'Disturbing picture' of sexual harassment at Australian universities

 A general view of Sydney University campus on April 6, 2016.

Story highlights

  • Some 30,000 students were surveyed in national report
  • 'We must and we will do better,' one university official said

(CNN)A landmark report detailing sexual harassment and assault at Australia's universities found that more than half of all students have been harassed.

The report, based on a survey of more than 30,000 students across 39 universities, painted a "disturbing picture" of sexual assault and harassment faced by students, said Kate Jenkins, the sex discrimination commissioner at the Australian Human Rights Commission.
    Some 51% said they were sexually harassed in 2015 or 2016 and about 7% of university students were sexually assaulted at least once in the same time frame, the report found.
      Of those who faced sexual harassment, one in five said it took place "at a university setting" in 2016.
      The report made nine recommendations to Australia's universities, including evaluating the processes students use to report assault and harassment and efforts to change attitudes and behavior.
        "Sexual assault and harassment have no place in Australian universities, just as they have no place anywhere in Australia," said Simon Birmingham, Minister for Education.
        The report's definition of sexual harassment included: staring or leering; insults of a sexual nature; displaying posters of a sexual nature; sending sexually explicit messages; and requests for sex or repeated unwanted requests to go out on dates, among other things.
        "We must and we will do better," said Professor Brian Schmidt, the vice-chancellor of the Australian National University.

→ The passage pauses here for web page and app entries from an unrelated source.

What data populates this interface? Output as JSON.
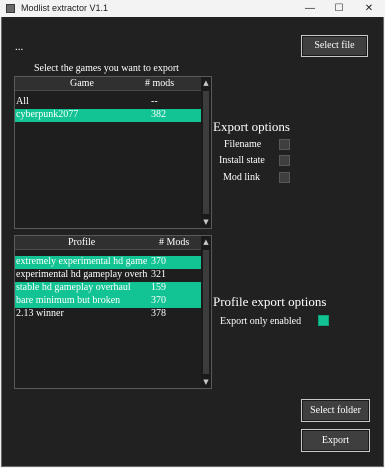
{
  "window": {
    "title": "Modlist extractor V1.1",
    "controls": {
      "minimize": "—",
      "maximize": "☐",
      "close": "✕"
    }
  },
  "path_text": "...",
  "select_file_label": "Select file",
  "select_games_label": "Select the games you want to export",
  "games": {
    "headers": [
      "Game",
      "# mods"
    ],
    "rows": [
      {
        "name": "All",
        "count": "--",
        "selected": false
      },
      {
        "name": "cyberpunk2077",
        "count": "382",
        "selected": true
      }
    ]
  },
  "profiles": {
    "headers": [
      "Profile",
      "# Mods"
    ],
    "rows": [
      {
        "name": "extremely experimental hd game",
        "count": "370",
        "selected": true
      },
      {
        "name": "experimental hd gameplay overh",
        "count": "321",
        "selected": false
      },
      {
        "name": "stable hd gameplay overhaul",
        "count": "159",
        "selected": true
      },
      {
        "name": "bare minimum but broken",
        "count": "370",
        "selected": true
      },
      {
        "name": "2.13 winner",
        "count": "378",
        "selected": false
      }
    ]
  },
  "export_options": {
    "title": "Export options",
    "items": [
      {
        "label": "Filename",
        "checked": false
      },
      {
        "label": "Install state",
        "checked": false
      },
      {
        "label": "Mod link",
        "checked": false
      }
    ]
  },
  "profile_export_options": {
    "title": "Profile export options",
    "items": [
      {
        "label": "Export only enabled",
        "checked": true
      }
    ]
  },
  "select_folder_label": "Select folder",
  "export_label": "Export",
  "colors": {
    "accent": "#12c493",
    "background": "#212121",
    "button": "#3f3f3f"
  }
}
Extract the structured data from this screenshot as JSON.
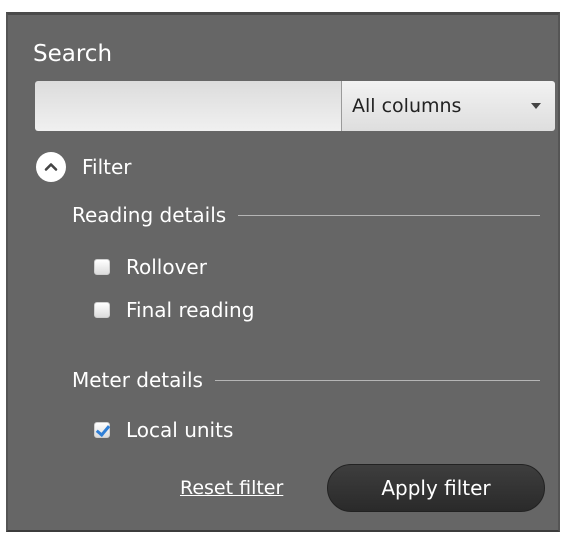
{
  "search": {
    "title": "Search",
    "input_value": "",
    "input_placeholder": "",
    "scope_selected": "All columns",
    "scope_icon": "chevron-down-icon"
  },
  "filter": {
    "toggle_label": "Filter",
    "toggle_icon": "collapse-up-icon",
    "expanded": true,
    "sections": [
      {
        "title": "Reading details",
        "options": [
          {
            "label": "Rollover",
            "checked": false
          },
          {
            "label": "Final reading",
            "checked": false
          }
        ]
      },
      {
        "title": "Meter details",
        "options": [
          {
            "label": "Local units",
            "checked": true
          }
        ]
      }
    ],
    "reset_label": "Reset filter",
    "apply_label": "Apply filter"
  },
  "colors": {
    "panel_background": "#666666",
    "checkmark": "#2f7fd6",
    "apply_button": "#333333"
  }
}
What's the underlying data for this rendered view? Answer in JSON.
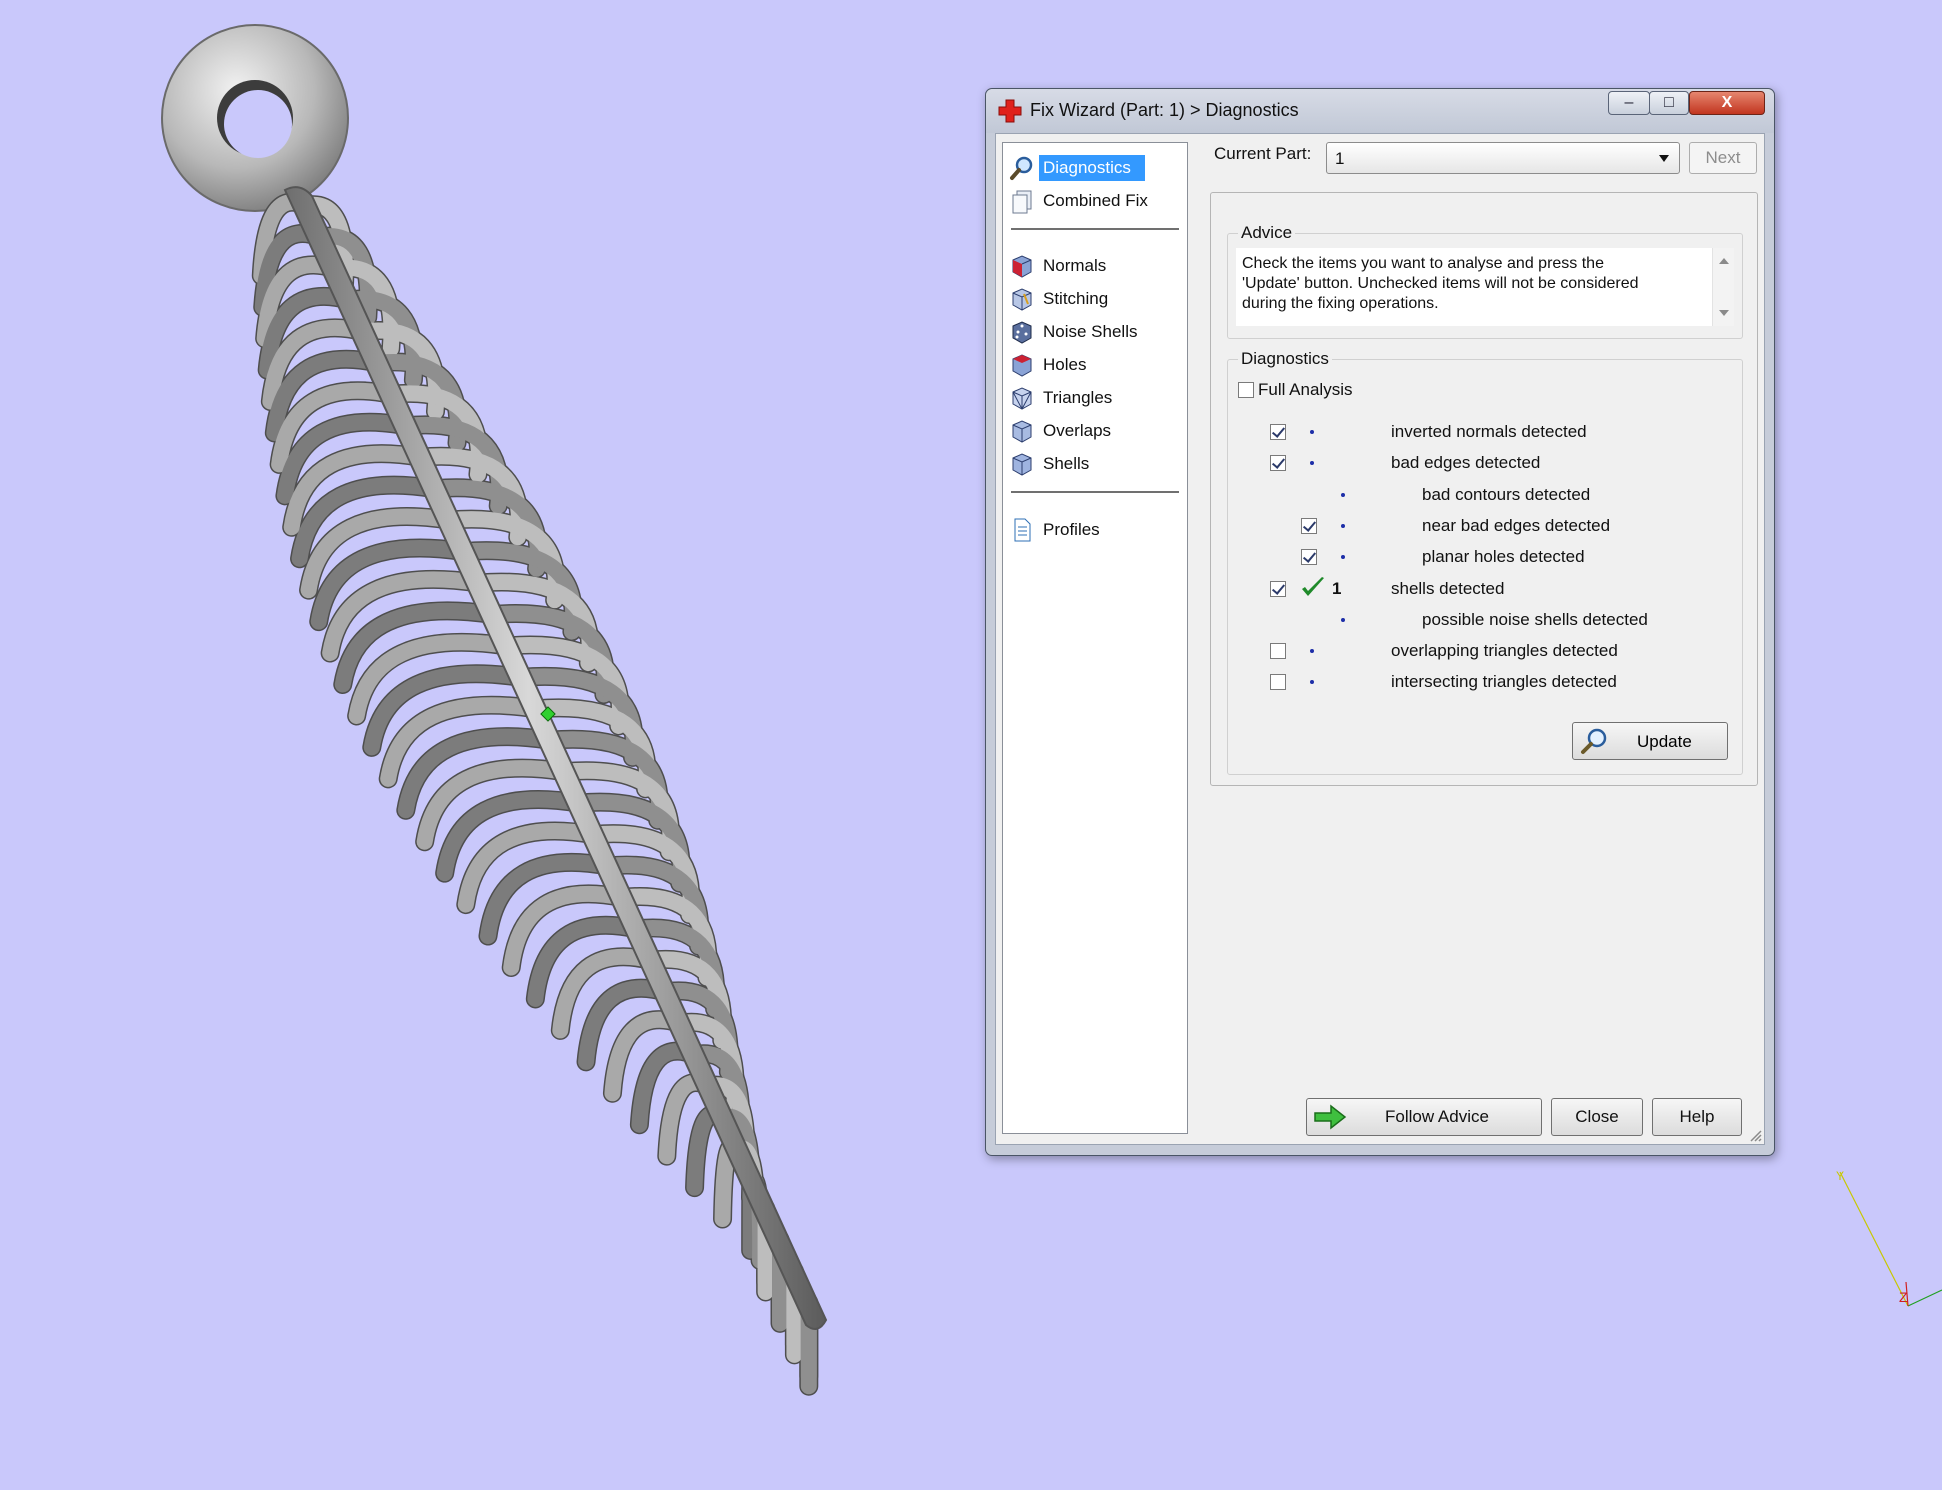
{
  "window": {
    "title": "Fix Wizard (Part: 1) > Diagnostics",
    "minimize_glyph": "–",
    "maximize_glyph": "□",
    "close_glyph": "X"
  },
  "nav": {
    "items": [
      {
        "label": "Diagnostics",
        "icon": "magnifier-icon",
        "selected": true
      },
      {
        "label": "Combined Fix",
        "icon": "pages-icon"
      },
      {
        "label": "Normals",
        "icon": "cube-red-icon"
      },
      {
        "label": "Stitching",
        "icon": "cube-stitch-icon"
      },
      {
        "label": "Noise Shells",
        "icon": "dice-icon"
      },
      {
        "label": "Holes",
        "icon": "cube-red-icon"
      },
      {
        "label": "Triangles",
        "icon": "cube-wire-icon"
      },
      {
        "label": "Overlaps",
        "icon": "cube-overlap-icon"
      },
      {
        "label": "Shells",
        "icon": "cube-blue-icon"
      },
      {
        "label": "Profiles",
        "icon": "document-icon"
      }
    ]
  },
  "current_part": {
    "label": "Current Part:",
    "value": "1",
    "next_label": "Next"
  },
  "advice": {
    "title": "Advice",
    "text_line1": "Check the items you want to analyse and press the",
    "text_line2": "'Update' button. Unchecked items will not be considered",
    "text_line3": "during the fixing operations."
  },
  "diagnostics": {
    "title": "Diagnostics",
    "full_analysis_label": "Full Analysis",
    "full_analysis_checked": false,
    "rows": [
      {
        "label": "inverted normals detected",
        "checked": true,
        "status": "dot",
        "indent": 0
      },
      {
        "label": "bad edges detected",
        "checked": true,
        "status": "dot",
        "indent": 0
      },
      {
        "label": "bad contours detected",
        "checked": null,
        "status": "dot",
        "indent": 1
      },
      {
        "label": "near bad edges detected",
        "checked": true,
        "status": "dot",
        "indent": 1
      },
      {
        "label": "planar holes detected",
        "checked": true,
        "status": "dot",
        "indent": 1
      },
      {
        "label": "shells detected",
        "checked": true,
        "status": "ok",
        "count": "1",
        "indent": 0
      },
      {
        "label": "possible noise shells detected",
        "checked": null,
        "status": "dot",
        "indent": 1
      },
      {
        "label": "overlapping triangles detected",
        "checked": false,
        "status": "dot",
        "indent": 0
      },
      {
        "label": "intersecting triangles detected",
        "checked": false,
        "status": "dot",
        "indent": 0
      }
    ],
    "update_label": "Update"
  },
  "footer": {
    "follow_advice_label": "Follow Advice",
    "close_label": "Close",
    "help_label": "Help"
  },
  "colors": {
    "background": "#c9c8fb",
    "selection": "#3399ff",
    "ok_check": "#1f8a2a",
    "model_gray": "#8e8e8e"
  }
}
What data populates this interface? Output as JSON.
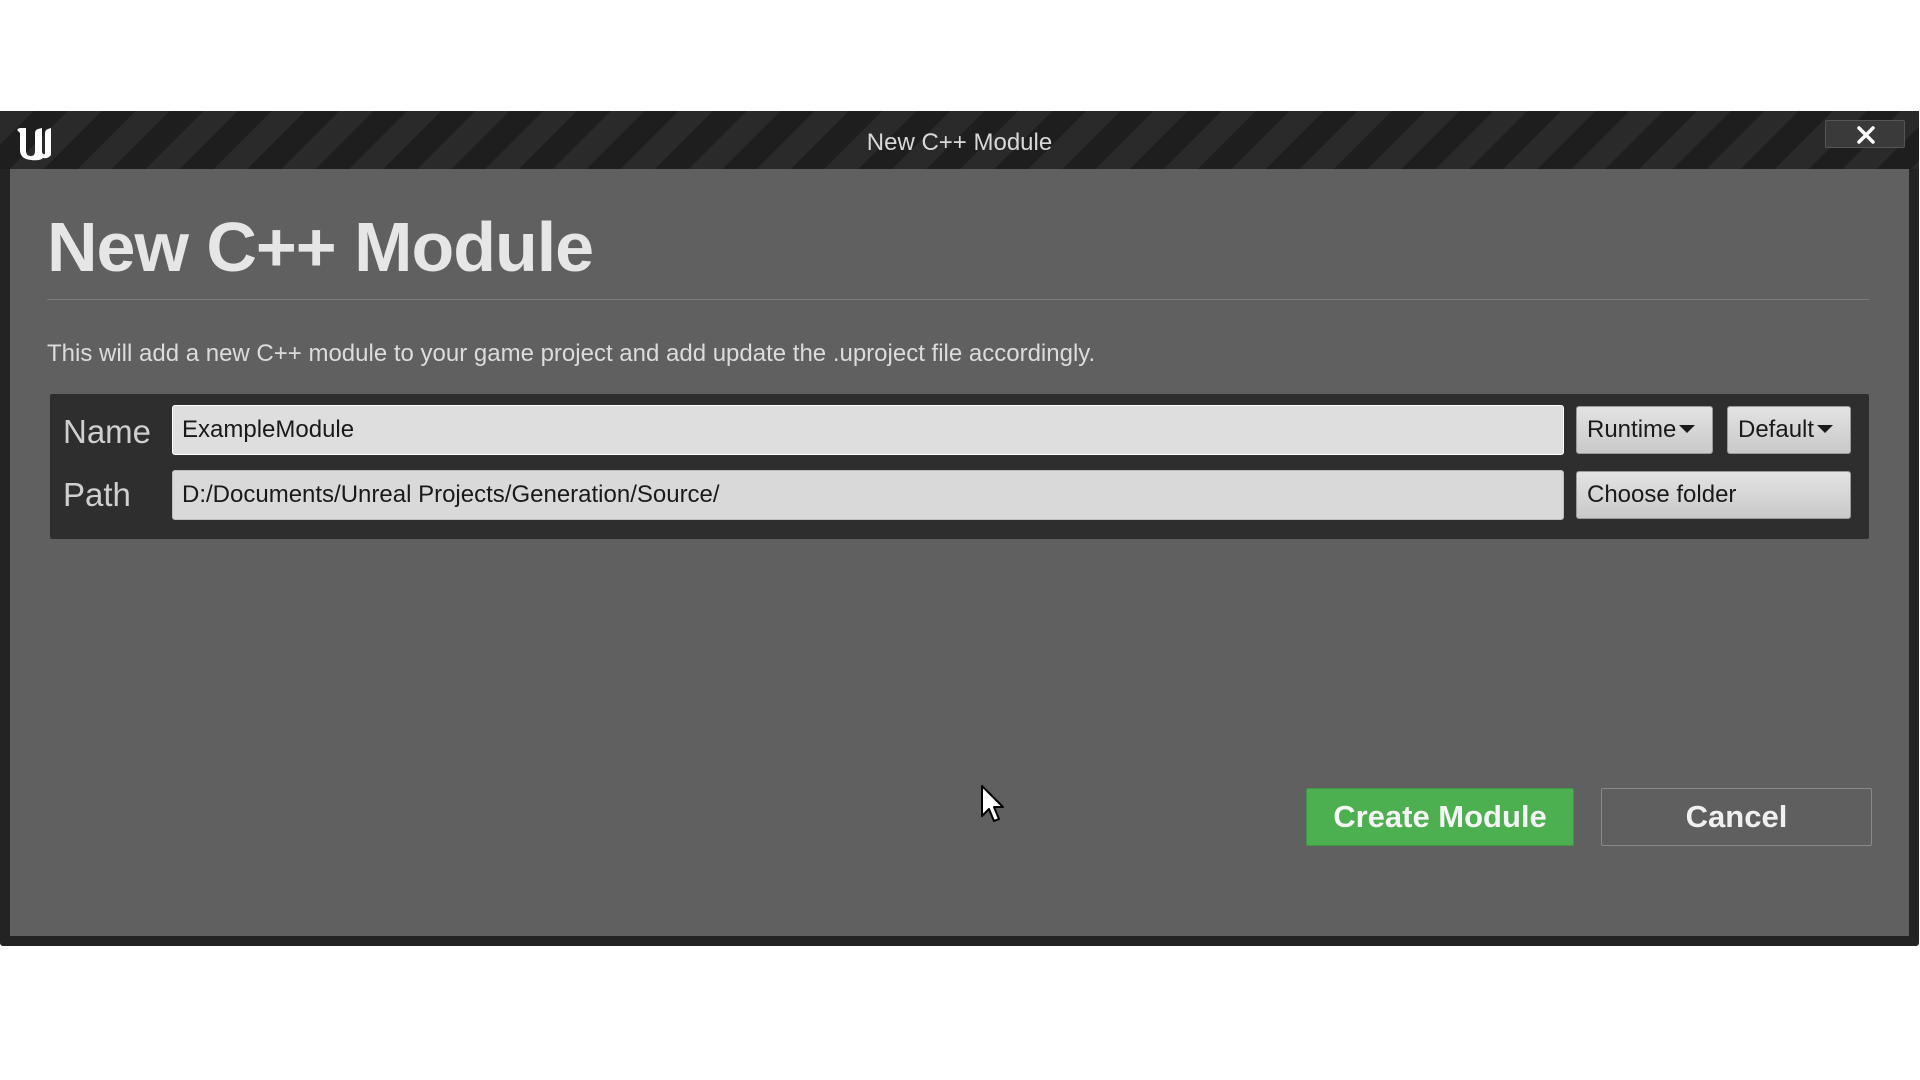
{
  "window": {
    "title": "New C++ Module",
    "logo_icon": "unreal-engine-logo",
    "close_icon": "close-icon"
  },
  "dialog": {
    "heading": "New C++ Module",
    "description": "This will add a new C++ module to your game project and add update the .uproject file accordingly."
  },
  "form": {
    "name_label": "Name",
    "name_value": "ExampleModule",
    "host_type_selected": "Runtime",
    "loading_phase_selected": "Default",
    "path_label": "Path",
    "path_value": "D:/Documents/Unreal Projects/Generation/Source/",
    "choose_folder_label": "Choose folder"
  },
  "actions": {
    "create_label": "Create Module",
    "cancel_label": "Cancel"
  },
  "colors": {
    "primary_action": "#4caf50",
    "panel_background": "#606060",
    "titlebar": "#232323"
  }
}
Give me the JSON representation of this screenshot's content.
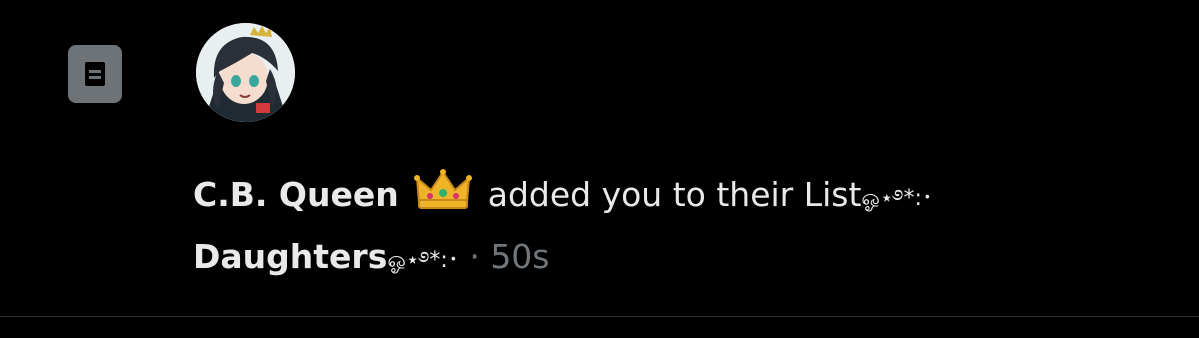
{
  "notification": {
    "icon": "list-icon",
    "avatar": "user-avatar",
    "user_name": "C.B. Queen",
    "user_emoji": "crown-emoji",
    "action_text": "added you to their List",
    "list_name_deco": "ஓ⋆࿔*:･",
    "list_name": "Daughters",
    "list_name_suffix": "ஓ⋆࿔*:･",
    "separator": " · ",
    "timestamp": "50s"
  },
  "colors": {
    "background": "#000000",
    "primary_text": "#e7e9ea",
    "secondary_text": "#71767b",
    "icon_bg": "#6e7378",
    "divider": "#2f3336"
  }
}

        'Too prevalent'

        Jenkins said the report contained three important findings: that sexual assault and harassment are "far too prevalent in university settings," that the problem is under reported and that universities need to do more to stymie it.
        Other countries have drawn similar conclusions when it comes to the issue of sexual assault and harassment on campus, though the numbers may differ per country.
        A groundbreaking 2015 study by the Association of American Universities (AAU) found that 23% of women said they experienced some form of unwanted sexual contact -- ranging from kissing to touching to rape, carried out by force or threat of force, or while they were incapacitated because of alcohol and drugs. Nearly 11% said the unwanted contact included penetration or oral sex.
        A 2016 report by the Universities UK said "on sexual violence explicitly, there is no comprehensive data available to indicate how many UK university students are affected by such incidents," but the British media have tried to uncover the scope of the issue. The Telegraph reported in 2015 that as many as one in three women may be abused or assaulted on campus.